Research group Thales started the year with a video that posed the question: What’s behind the digital cloud?
While much of the video sounds like boilerplate many of us have heard before — how companies can scale apps and lower costs via the cloud — but in the last minute, the company drills down into the obstacles that companies will face in 2023 as they continue their cloud migrations.
Tops on the list: frequent cyberattacks and how to manage the threat landscape; and regulations and laws like the General Data Protection Regulations (GDPR) in Europe, and the Cloud Act in the United States — which can potentially slow cloud adoption.
SC Media talked to security experts about these challenges and predictably, many shied away from the regulatory and legislative issues and focused more on the business challenge at hand: how to stop the growing threat of cyberattacks.
“The biggest challenge is visibility,” said Timothy Morris, chief security advisor at Tanium. “Many organizations moved from on-premises to cloud with a ‘lift and shift’ mentality. Many of the tools and processes used to manage and monitor those applications and infrastructures are no longer valid. In some cases, the change shifted paradigms and a subset of those tools or processes are no longer needed. However, in other cases organizations must depend upon the cloud provider, new/different tools, and/or have to revamp processes.”
Sundaram Lakshmanan, chief technology officer at Lookout, said another major challenge security teams face this year is consolidating the sprawling array of security tools they’ve accumulated over the years. Lakshmanan said this patchwork approach makes it nearly impossible for teams to maintain full visibility and control over company data and networks. This means teams operate far less efficiently and face cascading problems as a result, rather than getting ahead of potential risks.
“Implementing a unified edge security platform built for the work-from-anywhere world, one that focuses on protecting data wherever it might travel, is a proactive way to address this emerging dynamic,” said Lakshmanan.
How should security teams prioritize?
Craig Burland, chief information security officer at Inversion6, said security organizations should start by helping their organizations understand the shared responsibility model.
“Securing data and assets in the cloud is not the responsibility of the cloud provider,” said Burland “That burden still falls on the organization. This applies to all types of services — SaaS, PaaS, and IaaS.”
Burland said companies also need to adopt and integrate cloud cybersecurity toolsets. Extending on-premises toolsets to the cloud may cause problems for some because the tools lack features, there’s poor cloud platform integration, or an inability to automate. Burland said cloud providers offer their own unique toolsets to manage and monitor cybersecurity.
“Learning the new capabilities and redesigning existing procedures to watch the new environment is key to avoiding incidents,” Burland said.
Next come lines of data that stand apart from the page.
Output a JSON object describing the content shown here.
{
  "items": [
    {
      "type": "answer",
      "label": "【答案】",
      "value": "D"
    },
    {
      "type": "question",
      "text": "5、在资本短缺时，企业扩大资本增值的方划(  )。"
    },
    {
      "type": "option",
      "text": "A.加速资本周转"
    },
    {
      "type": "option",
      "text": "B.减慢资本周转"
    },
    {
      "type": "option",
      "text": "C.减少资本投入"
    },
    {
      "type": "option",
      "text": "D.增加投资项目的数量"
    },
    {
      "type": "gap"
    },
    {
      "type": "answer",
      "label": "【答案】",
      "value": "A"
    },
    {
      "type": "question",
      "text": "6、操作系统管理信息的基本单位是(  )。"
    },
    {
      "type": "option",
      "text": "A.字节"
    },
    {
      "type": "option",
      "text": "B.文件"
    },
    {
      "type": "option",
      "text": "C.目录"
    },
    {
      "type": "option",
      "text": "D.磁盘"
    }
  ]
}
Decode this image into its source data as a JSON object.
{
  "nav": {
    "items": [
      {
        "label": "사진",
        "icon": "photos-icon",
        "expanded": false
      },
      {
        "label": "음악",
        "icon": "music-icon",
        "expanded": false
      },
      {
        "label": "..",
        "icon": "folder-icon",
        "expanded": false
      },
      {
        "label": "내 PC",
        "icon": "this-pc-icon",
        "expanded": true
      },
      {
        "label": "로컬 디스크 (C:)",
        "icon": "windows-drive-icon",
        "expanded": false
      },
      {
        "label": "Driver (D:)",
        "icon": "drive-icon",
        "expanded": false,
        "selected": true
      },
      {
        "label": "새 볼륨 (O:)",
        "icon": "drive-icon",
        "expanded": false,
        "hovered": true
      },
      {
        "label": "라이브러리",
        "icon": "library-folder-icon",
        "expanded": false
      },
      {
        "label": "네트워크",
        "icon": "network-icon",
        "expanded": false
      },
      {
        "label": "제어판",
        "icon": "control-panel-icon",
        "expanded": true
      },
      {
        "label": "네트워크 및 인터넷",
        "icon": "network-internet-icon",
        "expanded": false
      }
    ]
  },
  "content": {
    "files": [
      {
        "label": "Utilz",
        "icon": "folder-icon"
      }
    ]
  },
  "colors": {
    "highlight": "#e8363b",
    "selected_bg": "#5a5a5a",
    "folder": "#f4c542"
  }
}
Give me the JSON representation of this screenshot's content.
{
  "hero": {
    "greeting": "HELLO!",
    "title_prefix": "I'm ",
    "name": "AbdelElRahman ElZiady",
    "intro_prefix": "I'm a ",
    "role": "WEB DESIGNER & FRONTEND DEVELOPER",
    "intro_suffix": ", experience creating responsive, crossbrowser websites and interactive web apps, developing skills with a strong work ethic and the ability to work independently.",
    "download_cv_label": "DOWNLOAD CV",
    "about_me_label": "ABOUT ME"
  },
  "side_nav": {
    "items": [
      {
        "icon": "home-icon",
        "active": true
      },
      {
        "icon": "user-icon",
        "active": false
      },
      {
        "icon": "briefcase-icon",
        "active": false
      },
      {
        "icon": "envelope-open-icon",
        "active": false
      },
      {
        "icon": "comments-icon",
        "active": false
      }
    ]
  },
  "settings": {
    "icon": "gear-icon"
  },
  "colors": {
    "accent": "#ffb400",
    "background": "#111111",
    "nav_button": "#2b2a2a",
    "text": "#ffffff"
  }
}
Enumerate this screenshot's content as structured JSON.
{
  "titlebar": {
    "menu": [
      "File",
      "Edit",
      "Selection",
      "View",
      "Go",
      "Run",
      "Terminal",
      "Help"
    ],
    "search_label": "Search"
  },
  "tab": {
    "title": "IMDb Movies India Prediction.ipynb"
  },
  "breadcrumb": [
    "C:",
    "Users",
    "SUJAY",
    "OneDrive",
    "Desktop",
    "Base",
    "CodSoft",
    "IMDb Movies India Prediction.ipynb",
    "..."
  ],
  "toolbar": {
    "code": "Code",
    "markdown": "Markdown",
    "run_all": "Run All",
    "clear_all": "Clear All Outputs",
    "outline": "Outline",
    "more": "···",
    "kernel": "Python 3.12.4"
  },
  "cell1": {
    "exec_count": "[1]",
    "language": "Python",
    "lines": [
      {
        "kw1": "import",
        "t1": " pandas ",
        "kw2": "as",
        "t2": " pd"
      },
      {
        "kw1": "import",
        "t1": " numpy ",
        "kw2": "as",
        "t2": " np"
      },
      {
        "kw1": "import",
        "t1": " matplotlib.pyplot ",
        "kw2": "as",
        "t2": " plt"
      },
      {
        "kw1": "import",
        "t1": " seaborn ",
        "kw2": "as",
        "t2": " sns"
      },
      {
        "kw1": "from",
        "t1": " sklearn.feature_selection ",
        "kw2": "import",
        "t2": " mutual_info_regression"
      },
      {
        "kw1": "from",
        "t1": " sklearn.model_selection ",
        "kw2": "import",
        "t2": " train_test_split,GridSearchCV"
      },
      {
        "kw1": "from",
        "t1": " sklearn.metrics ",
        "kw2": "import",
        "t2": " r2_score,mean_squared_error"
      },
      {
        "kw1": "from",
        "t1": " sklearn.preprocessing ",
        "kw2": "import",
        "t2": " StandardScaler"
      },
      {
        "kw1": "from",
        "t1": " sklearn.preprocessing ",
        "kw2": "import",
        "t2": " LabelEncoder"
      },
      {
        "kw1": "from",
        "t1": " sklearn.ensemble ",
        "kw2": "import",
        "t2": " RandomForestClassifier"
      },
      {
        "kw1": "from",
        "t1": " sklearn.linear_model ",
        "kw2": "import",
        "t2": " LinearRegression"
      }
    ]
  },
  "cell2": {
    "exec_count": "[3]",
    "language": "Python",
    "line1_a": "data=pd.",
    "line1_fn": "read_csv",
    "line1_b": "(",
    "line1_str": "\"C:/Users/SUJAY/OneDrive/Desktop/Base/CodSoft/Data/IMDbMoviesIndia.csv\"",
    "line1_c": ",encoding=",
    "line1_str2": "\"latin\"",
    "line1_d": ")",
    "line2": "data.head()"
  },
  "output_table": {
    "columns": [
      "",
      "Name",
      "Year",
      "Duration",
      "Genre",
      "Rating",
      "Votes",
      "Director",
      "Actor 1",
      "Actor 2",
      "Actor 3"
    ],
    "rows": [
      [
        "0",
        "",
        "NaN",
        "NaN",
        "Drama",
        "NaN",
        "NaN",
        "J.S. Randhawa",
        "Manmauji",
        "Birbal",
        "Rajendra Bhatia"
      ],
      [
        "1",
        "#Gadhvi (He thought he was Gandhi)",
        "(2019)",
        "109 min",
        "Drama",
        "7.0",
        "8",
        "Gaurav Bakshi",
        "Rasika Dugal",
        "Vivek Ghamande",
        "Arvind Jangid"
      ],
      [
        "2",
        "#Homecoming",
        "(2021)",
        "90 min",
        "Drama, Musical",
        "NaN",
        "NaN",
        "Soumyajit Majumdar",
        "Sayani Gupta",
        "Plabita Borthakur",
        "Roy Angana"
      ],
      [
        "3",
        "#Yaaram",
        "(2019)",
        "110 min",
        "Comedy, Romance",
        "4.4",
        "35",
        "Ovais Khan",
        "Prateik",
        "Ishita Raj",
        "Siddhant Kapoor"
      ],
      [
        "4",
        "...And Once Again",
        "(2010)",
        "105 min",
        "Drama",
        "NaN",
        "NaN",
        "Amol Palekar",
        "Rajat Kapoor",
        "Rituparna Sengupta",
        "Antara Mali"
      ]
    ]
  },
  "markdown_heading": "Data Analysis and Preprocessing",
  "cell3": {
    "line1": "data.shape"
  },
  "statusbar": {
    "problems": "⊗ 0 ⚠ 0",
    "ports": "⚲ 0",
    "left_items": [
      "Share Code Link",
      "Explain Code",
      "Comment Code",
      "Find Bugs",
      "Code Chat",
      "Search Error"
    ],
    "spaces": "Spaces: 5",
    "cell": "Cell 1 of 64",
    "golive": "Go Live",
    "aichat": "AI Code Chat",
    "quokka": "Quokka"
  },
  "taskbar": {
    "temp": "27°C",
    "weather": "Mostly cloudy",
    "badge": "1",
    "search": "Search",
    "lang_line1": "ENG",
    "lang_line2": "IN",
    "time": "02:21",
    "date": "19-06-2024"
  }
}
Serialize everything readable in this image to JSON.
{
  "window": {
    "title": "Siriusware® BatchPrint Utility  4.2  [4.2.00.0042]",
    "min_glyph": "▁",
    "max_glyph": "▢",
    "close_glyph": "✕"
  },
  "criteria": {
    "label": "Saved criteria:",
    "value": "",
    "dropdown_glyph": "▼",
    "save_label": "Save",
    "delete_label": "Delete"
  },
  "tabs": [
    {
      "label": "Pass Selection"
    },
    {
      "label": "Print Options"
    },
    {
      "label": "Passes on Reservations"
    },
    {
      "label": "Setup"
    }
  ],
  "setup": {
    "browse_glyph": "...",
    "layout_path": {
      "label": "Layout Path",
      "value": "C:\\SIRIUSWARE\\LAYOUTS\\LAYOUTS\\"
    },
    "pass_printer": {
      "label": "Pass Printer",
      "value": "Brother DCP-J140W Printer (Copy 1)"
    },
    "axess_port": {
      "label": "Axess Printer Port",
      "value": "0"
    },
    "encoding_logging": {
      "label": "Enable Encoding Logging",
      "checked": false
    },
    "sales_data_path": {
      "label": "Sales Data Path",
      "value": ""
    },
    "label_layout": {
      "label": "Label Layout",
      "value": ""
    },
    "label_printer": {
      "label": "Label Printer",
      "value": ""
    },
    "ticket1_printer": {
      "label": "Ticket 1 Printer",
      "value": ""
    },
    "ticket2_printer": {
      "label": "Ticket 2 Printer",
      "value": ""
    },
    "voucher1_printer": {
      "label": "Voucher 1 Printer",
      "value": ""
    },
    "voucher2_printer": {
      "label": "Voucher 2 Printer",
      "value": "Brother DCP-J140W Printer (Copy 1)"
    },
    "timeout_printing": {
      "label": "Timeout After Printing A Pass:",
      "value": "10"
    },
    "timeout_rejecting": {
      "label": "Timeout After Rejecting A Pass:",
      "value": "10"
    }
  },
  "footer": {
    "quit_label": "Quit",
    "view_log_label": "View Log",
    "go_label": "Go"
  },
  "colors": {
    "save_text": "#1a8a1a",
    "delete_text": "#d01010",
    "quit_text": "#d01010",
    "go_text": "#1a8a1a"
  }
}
Lookout’s Lakshmanan added that rather than sinking more dollars into security point-products, organizations need to embrace a comprehensive zero-trust strategy. Lakshmanan said some important elements of this include endpoint protection, adaptive access control with continuous risk assessment, and wrangling "shadow IT."
“In today’s hybrid workforce, employees access corporate resources from a wider variety of devices and locations, so having visibility and the ability to regulate access of these endpoints is essential,” said Lakshmanan. “If suspicious activity is flagged by these endpoint monitoring tools, companies also need to be able to close access to that user pending further examination. This is where adaptive access control and continuous risk assessment come in — users that violate the normative bounds determined by their job function can’t access sensitive information until after the security team has had a chance to verify that the access was legitimate.”
Finally, Inversion6’s Burland said companies need to double-down on awareness. Burland said power users and developers have a great deal of freedom and flexibility in cloud environments to deliver functionality. That freedom and flexibility also creates opportunities for misconfigurations that adds unwanted risk, said Burland.
“Arm these privileged users with knowledge about good and bad practices in the cloud,” Burland said. “Help them understand that they have a role to play in the organization’s cyber defense.”